_INSTRUCTIONS TO FOLLOW_:
In the entries below, find each line bearing the string "Ethernet" and copy it.

[Component data from apps and pages]
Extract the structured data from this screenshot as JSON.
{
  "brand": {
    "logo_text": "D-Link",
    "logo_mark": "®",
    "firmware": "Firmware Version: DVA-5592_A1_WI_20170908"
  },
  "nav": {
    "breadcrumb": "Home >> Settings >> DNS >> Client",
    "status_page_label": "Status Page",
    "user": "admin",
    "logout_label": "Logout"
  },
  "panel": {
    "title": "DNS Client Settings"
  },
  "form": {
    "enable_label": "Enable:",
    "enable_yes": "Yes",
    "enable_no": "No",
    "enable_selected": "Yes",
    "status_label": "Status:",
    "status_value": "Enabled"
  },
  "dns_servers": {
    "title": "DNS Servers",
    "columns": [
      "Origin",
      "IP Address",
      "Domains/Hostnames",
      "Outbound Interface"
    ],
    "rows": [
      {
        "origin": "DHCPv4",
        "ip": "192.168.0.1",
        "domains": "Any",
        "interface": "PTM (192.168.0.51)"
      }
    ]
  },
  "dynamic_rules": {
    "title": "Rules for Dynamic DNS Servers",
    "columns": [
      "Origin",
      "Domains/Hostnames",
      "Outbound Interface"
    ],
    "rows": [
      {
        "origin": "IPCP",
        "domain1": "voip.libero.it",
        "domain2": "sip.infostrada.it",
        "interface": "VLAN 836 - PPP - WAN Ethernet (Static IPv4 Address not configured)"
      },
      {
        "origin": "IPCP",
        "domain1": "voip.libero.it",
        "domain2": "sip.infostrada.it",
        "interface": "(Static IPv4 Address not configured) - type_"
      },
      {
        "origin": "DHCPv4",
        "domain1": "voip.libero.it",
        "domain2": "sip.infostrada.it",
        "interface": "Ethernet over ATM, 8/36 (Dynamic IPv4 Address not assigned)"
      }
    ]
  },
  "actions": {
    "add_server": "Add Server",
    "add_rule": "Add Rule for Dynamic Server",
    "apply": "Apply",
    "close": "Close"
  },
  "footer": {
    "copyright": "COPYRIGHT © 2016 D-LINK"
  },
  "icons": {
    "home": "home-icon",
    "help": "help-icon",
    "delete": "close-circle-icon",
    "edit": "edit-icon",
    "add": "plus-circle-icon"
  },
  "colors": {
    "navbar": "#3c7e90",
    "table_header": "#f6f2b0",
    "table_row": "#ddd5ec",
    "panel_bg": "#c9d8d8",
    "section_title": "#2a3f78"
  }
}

_ANSWER FOR THIS EXERCISE_:
        "interface": "VLAN 836 - PPP - WAN Ethernet (Static IPv4 Address not configured)"
        "interface": "Ethernet over ATM, 8/36 (Dynamic IPv4 Address not assigned)"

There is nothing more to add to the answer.